09 Dec 2017
Intravenous (IV) iron is less toxic and more effective compared to oral iron, making it a potential frontline therapy for neonatal iron deficiency anaemia, suggests a recent study.
Shilpa Kolhe, MBBS, MD, MRCOG; Shilpa Deb, MBBS, DGO, MRCOG, 01 Aug 2012

Dysmenorrhoea is a medical condition characterized by severe uterine pain during menstruation manifesting as cyclical lower abdominal or pelvic pain, which may also radiate to the back and thighs. The term dysmenorrhoea is derived from the Greek words ‘dys’ meaning difficult, painful or abnormal, ‘meno’ meaning month, and ‘rrhea’ meaning flow. It is commonly divided into primary dysmenorrhoea, where there is no coexistent pathology, and secondary dysmenorrhoea where there is an identifiable pathological condition known to contribute to painful menstruation. Symptoms of primary dysmenorrhoea begin a few hours before the start of menstruation and are often relieved during the first few days of bleeding. The initial onset of primary dysmenorrhoea is usually shortly after menarche (6–12 months), when ovulatory cycles are established.
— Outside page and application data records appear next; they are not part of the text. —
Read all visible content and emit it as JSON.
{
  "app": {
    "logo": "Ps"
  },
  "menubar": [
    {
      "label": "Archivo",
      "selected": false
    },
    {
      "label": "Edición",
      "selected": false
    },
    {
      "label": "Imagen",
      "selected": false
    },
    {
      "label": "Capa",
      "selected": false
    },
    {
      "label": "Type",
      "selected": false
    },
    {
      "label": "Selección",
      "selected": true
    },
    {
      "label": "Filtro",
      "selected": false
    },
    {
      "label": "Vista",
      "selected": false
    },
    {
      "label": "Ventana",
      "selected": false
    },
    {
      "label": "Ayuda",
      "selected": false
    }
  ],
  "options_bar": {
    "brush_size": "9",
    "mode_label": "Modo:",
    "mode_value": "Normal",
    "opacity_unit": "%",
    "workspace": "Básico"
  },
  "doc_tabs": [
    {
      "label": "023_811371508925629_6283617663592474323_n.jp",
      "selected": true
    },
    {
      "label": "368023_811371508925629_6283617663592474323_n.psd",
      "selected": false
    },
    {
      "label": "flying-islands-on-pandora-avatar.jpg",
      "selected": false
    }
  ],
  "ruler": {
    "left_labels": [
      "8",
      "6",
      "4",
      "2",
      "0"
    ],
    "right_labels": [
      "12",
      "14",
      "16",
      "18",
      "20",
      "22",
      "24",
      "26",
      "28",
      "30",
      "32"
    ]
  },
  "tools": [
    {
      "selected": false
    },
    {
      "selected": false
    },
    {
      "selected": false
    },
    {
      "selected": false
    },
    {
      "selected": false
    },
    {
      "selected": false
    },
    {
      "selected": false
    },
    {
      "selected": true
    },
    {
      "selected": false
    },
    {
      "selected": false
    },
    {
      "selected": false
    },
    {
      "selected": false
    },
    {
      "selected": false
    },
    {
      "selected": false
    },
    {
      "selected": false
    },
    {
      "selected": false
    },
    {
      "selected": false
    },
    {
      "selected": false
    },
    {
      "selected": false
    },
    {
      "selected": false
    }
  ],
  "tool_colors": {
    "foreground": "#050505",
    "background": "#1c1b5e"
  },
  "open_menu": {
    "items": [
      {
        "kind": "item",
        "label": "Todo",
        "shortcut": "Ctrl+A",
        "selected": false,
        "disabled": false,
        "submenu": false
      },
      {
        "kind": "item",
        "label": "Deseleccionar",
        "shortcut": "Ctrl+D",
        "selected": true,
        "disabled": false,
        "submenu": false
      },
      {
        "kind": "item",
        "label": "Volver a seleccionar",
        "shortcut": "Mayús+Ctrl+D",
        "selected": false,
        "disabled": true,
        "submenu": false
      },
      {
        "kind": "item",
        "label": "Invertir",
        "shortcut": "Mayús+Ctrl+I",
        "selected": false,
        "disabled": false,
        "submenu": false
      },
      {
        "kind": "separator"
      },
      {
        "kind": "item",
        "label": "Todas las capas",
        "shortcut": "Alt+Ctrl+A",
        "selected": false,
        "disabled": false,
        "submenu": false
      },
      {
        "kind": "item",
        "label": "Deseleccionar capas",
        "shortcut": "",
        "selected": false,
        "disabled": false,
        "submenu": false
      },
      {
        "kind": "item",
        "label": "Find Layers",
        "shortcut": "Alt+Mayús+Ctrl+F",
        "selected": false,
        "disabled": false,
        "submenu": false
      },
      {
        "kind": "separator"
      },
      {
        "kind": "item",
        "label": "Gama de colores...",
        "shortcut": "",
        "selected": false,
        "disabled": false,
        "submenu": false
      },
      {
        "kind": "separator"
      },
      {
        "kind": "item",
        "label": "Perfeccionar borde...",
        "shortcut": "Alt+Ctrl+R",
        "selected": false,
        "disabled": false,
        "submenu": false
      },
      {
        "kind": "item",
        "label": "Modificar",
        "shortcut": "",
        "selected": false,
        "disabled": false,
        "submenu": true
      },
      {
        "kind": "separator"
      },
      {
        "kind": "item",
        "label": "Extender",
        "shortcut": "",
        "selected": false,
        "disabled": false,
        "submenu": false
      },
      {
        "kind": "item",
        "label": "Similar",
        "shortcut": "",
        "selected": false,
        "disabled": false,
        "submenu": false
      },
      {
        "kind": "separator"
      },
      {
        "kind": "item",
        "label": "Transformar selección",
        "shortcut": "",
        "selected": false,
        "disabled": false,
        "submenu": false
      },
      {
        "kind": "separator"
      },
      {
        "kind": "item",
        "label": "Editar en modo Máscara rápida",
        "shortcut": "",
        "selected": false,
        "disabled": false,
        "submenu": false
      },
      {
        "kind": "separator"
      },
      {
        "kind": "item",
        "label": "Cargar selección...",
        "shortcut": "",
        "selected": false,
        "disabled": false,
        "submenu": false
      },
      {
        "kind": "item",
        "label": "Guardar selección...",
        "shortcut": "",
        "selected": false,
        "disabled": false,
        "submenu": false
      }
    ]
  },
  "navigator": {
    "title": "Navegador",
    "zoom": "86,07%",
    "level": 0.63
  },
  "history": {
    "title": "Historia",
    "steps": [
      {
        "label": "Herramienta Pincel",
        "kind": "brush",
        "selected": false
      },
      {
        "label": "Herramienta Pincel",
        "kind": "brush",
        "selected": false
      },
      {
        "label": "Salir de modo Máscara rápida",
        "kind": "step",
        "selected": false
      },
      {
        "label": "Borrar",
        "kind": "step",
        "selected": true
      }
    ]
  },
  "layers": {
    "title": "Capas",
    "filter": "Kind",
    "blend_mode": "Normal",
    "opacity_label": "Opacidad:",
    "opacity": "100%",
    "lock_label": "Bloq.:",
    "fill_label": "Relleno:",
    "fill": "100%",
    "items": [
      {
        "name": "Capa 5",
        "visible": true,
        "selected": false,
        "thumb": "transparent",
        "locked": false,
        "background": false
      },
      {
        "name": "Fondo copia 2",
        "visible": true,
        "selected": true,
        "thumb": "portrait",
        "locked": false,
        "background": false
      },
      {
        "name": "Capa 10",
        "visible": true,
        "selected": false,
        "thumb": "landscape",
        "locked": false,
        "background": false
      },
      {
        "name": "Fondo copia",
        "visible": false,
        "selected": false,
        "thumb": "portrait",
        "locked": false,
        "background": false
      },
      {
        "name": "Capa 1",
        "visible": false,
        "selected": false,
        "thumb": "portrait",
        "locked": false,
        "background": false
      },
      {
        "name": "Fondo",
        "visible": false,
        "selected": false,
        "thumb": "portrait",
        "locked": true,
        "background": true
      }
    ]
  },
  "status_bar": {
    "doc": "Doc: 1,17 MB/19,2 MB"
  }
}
Secondary dysmenorrhoea can also occur at any time after menarche but is most commonly observed in women in their third and fourth decade of life in association with an existing condition.

02 Dec 2014
Adolescent females often experience menstrual problems, and these are usually related to mood changes. In this study, the association between dysmenorrhea and depressive symptoms, anxiety, and premenstrual syndrome was examined.
26 Feb 2017
Placement of cervical pessary in women with short cervices and singleton pregnancies does not lower the risk of having preterm births, according to the results of a meta-analysis.